Need to know:
At least eight people are reported killed in a suspected US drone strike in Pakistan.
The attack targeted insurgents in North Waziristan, local officials said. Two missiles were fired, hitting a house and damaging a nearby mosque.
It's the second drone strike in the area in 24 hours, despite Pakistan's demands for them to stop immediately.
Want to know:
As Egyptians begin a second day of voting in their first free presidential election, it remains anyone's guess who will be the country's next head of state. And that's a good thing.
It's a far cry from the days when Hosni Mubarak would win re-election each time in a landslide. High turnout has been reported in cities and villages across the country, as voters line up to choose between multiple candidates for the first time in their lives.
The chances are they'll be voting again next month, if the election goes, as it's expected to, to a run-off. GlobalPost makes some early predictions about what we can expect from a truly momentous ballot.
Dull but important:
Is Germany trying to save the euro because it feels guilty about the Holocaust?
That's the premise laid out by German former central banker Thilo Sarrazin, in his subtly-titled new book, 'Europe Doesn't Need the Euro.' You may recognize him from works such as 'Germany Abolishes Itself,' the book that led to Sarrazin's resignation from the Bundesbank for its argument that Turkish and Arab immigrants were lowering the country's average intelligence.
Yet while his invocation of the Holocaust has been dismissed by commentators as ravings at best and extreme cynicism at worst, the worry among Germany's political elite is that the populist euroskeptism in this new book could chime with those Germans who are resentful of both the euro and the bailouts.
Fans of freaky creatures, you'll enjoy this list of the top ten newly-discovered species.
Compiled by an international committee of scientists, the list aims to highlight Earth's biodiversity while pointing to the dangers that threaten it.
"Each species provides a unique chapter in the history of life and unless we discover them now, we stand to lose an enormous amount of irreplaceable evidence about our own origins and relatives," said one professor of life sciences.
The list includes a monkey from Myanmar that sneezes when it rains, an orchid that only blooms at night, and a fungus that's named after SpongeBob SquarePants.
Strange but true:
Here's one to make you choke on your cornflakes: British stuntman Gary Connery has set a new world record by skydiving 2,400 feet – without a parachute.
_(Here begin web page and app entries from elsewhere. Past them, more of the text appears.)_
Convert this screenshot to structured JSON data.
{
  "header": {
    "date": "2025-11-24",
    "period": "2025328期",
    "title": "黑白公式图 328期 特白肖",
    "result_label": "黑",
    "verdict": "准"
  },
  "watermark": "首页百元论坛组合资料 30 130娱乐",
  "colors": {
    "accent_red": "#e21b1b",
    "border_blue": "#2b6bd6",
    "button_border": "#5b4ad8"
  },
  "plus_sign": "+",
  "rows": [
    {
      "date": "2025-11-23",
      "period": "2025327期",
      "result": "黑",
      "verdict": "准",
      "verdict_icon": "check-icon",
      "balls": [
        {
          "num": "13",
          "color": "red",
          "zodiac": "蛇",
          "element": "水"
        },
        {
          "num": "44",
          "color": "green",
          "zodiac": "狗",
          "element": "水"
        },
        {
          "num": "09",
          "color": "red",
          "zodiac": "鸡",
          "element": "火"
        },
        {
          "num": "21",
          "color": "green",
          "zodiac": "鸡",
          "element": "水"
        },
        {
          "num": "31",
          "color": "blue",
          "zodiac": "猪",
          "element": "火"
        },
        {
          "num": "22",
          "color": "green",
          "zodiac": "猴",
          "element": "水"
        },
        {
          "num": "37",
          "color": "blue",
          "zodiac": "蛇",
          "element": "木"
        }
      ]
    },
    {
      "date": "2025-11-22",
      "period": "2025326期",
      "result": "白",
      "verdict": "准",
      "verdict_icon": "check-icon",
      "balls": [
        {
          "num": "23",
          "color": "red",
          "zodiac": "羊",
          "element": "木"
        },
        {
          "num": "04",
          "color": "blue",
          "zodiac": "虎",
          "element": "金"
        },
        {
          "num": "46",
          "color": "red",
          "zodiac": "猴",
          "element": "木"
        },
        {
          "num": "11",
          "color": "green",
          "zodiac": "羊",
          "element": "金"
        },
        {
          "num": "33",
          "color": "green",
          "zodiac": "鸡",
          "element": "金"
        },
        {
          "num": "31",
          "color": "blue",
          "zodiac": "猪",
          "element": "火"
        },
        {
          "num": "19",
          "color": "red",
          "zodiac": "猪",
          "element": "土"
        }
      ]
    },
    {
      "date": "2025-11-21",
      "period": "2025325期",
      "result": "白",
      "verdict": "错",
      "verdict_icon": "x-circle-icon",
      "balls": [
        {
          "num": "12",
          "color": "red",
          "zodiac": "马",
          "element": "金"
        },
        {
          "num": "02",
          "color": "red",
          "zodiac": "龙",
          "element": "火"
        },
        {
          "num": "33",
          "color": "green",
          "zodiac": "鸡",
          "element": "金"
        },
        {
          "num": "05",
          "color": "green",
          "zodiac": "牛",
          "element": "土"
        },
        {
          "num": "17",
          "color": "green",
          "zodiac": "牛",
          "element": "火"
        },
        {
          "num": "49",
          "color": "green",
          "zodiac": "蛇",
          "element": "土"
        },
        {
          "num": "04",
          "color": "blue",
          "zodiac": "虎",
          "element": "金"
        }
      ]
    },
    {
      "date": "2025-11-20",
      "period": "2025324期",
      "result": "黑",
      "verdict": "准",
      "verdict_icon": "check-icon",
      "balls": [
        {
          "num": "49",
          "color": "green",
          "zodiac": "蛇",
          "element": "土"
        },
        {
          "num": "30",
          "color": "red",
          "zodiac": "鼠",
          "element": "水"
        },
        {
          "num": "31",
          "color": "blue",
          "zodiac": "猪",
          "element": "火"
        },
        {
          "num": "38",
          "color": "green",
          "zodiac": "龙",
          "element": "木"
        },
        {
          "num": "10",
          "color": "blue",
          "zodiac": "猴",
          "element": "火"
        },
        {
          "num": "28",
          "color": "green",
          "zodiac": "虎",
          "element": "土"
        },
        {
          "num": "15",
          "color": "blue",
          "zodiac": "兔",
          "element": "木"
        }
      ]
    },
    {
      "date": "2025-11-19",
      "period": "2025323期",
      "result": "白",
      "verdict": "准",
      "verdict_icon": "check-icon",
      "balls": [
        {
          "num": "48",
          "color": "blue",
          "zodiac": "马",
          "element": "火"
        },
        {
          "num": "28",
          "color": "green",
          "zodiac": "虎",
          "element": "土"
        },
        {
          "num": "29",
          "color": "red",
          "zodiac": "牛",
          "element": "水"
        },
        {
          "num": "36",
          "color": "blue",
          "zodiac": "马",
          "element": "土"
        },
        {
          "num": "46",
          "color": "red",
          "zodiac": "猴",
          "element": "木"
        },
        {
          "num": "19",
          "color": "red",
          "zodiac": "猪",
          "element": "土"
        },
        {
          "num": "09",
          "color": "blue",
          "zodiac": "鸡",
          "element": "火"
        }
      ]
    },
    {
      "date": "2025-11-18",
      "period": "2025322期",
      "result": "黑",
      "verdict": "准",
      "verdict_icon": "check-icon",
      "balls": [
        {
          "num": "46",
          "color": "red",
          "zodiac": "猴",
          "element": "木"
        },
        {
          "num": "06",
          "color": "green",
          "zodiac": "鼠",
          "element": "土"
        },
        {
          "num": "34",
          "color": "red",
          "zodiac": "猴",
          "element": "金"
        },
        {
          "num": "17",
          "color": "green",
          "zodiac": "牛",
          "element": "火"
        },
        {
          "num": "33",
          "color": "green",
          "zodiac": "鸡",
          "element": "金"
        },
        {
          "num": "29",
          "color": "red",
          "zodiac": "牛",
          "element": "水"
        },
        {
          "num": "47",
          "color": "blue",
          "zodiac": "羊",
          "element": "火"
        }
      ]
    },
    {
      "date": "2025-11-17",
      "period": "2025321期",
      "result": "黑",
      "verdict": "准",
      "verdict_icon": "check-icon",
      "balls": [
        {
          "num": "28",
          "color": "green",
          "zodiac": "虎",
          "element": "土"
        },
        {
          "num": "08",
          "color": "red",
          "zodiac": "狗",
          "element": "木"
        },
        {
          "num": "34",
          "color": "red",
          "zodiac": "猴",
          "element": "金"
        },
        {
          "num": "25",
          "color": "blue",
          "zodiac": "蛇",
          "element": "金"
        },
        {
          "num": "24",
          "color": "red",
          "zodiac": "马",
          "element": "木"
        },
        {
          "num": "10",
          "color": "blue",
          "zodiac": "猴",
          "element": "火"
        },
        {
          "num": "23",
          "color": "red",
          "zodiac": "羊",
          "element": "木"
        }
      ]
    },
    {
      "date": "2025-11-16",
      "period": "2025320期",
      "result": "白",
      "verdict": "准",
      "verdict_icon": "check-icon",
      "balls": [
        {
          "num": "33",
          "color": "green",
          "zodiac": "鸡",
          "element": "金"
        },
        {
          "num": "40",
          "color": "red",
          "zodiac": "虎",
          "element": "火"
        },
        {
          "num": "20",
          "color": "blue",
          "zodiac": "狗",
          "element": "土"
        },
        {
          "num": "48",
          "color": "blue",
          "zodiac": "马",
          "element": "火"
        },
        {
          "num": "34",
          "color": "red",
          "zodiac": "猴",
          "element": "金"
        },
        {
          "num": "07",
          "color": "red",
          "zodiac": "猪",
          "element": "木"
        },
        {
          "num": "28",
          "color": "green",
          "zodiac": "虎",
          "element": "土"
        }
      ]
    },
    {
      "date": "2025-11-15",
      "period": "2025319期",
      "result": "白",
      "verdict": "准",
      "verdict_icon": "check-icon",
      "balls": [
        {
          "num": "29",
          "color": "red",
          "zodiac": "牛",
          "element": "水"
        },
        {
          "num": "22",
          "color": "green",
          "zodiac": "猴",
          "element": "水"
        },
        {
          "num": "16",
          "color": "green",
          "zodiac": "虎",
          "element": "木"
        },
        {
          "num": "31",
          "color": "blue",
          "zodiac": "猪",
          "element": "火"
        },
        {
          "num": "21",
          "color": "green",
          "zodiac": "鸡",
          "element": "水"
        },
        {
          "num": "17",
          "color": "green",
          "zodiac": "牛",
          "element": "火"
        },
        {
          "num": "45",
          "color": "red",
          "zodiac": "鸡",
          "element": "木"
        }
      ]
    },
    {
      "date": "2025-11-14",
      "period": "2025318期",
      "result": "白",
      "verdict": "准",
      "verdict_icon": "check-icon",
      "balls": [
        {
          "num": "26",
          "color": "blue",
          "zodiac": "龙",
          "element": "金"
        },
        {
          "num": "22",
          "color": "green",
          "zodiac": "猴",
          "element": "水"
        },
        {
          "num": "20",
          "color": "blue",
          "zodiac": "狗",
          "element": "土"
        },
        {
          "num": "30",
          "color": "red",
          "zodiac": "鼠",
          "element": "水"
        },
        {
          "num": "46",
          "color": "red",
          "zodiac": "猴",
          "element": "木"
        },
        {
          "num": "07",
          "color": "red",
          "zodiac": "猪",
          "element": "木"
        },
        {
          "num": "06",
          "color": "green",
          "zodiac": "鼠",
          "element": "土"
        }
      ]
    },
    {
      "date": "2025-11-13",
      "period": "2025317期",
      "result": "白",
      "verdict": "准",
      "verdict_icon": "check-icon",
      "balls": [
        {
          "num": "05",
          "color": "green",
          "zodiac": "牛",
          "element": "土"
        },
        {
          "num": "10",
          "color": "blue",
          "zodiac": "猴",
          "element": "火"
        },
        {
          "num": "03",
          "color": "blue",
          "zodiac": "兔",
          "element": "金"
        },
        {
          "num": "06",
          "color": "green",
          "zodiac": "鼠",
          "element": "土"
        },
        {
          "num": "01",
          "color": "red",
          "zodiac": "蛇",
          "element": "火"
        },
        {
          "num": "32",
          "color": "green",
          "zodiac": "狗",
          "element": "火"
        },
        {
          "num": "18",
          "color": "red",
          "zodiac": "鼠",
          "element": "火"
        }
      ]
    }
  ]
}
The former soldier broke his fall with a "runway" constructed of 18,000 cardboard boxes.
"It was so comfortable, so soft," he told reporters, adding that he plans to start preparing for a new challenge as soon as the celebrations are over.
You say "challenge," Gary, we say "crazy and basically pointless stunt." Let's call the whole thing off, but not before we've gotten our kicks vicariously with this video of the plunge.